EyePet Review

EyePet Info


  • Virtual Life


  • 1


  • Sony
  • Sony Computer Entertainment


  • SCE London Studio
  • SCEE London Studio

Release Date

  • 12/31/1969
  • Out Now


  • PS3
  • PSP


Bad Cujo!

On my video game shelf is PSP’s EyePet, right in between CoD: Black Ops and Medal of Honor. Admittedly, such a quaint game does not belong in the collection of violent things. You will think so too, once you see a cuddly, furry pet running around on your floor, kitchen counter, or keyboard. That’s right, thanks to the PSP camera, you can (virtually) imagine having a pet in your own home.

[image1]Once you lay the included Magic Card (no "Gathering" here…) down anywhere you want, your pet pops up on the card, but without it, your pet is suspended in a bubble indefinitely until you put the card down, so don’t lose it. You also need a well-lit area to play in; otherwise, the PSP camera won’t recognize the Magic Card. Don’t expect to play this game on the road during a night trip.

Interacting with the pet is limited. You place an object or your finger on either side of the screen and your pet recognizes it by making noises and looking in that direction. Sadly, that is all there is to it. It’s a nice touch to make the pet responsive as if it was real, but the reaction is repetitive and that’s as far as it goes.

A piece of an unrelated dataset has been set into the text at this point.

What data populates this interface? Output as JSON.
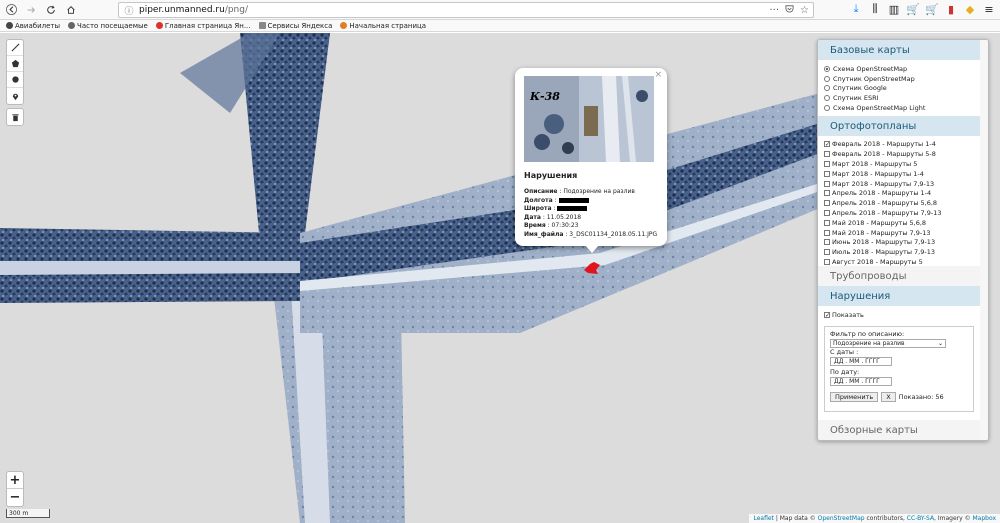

While the pet is cute and cuddly, and all things quaint and loveable, you’re stuck with it. There isn’t a choice to pick between a dog, a cat, a horse, or a dragon. It more or less resembles a monkey, even though it hatches from an egg like a bird. It does, however, sit like dog, paw at you like a cat, and makes squeaky noises like a mouse. Forgive me if I sound too cutesy, but the damned thing is also fluffy: its hair sways back and forth as it scurries around, making you wish you can pet it. There are many different facial expressions too, and with its big bubble eyes, how can anyone reject such an adorable thing? I named mine Cujo.

Considering it is such a unique breed, you might think a lot of maintenance is required, but not so much. There are four things to be concerned about: hunger, stamina, creativity, and health. Make sure to keep it clean by giving it baths, feeding it before it starves, and playing games to make it both mentally and physically happy, which is the main thing you do throughout the game. However, if it isn’t happy, it runs away, so pay attention.

[image2]There are three levels to each of the mini-games. When you beat the first one and rack up enough points, you unlock the second level and so on. Each level has slightly altered gameplay, making it a bit more challenging than the last. One of the more innovative games involves drawing pictures with your pet. You draw a given picture from the game onto a paper, capture it through the PSP’s camera, and watch your pet draw it too. This allows more personal interaction, but again, like the majority of the game’s features, it’s limited to only the selected pictures. The overall difficulty of these mini-games is very easy, enough for kids to enjoy and to easily understand, but too simple that adults will find them lackluster.

If you earn a certain amount of points, you are awarded with gifts, such as clothing like hats, dresses, and jackets for your virtual pet. It isn’t much of a reward to unlock, but still, it allows you to personalize your pet when you return to the Home menu. In this menu, there are more customization options, such as changing its hair color, making its length short or long, or even give it a more radical look by selecting different types of preset haircuts, like a poodle's or a lion's.

It’s always nice to personalize anything, but if you have to wait through a lengthy loading time, then the fun quickly becomes tedious. This is instantly noticeable as there is a loading time for everything. It wouldn’t be so bad if it was short, but it takes a while to load the pet onto the screen, including if you want to dress it, feed it, or play games with it.

EyePet seems more like a start to something great than a finished product as there are limitations to what you can do in the game. Don’t get me wrong; there is quite a lot to do in between keeping your pet happy and healthy, and personalizing it with a variety of clothing, but it only lasts so long. The main goal here seems to be to unlock clothing, instead of something to help your pet grow or progress. There is also interaction, but little in comparison to what could be possible. Even though the EyePet offers a lovable virtual pet, it just doesn’t cut it in the real world.


Box art - EyePet
So flippin' adorable!
Innovative features
Lackluster mini-games
Unmemorable interaction
Horrendous loading times
Less-than-stellar unlockables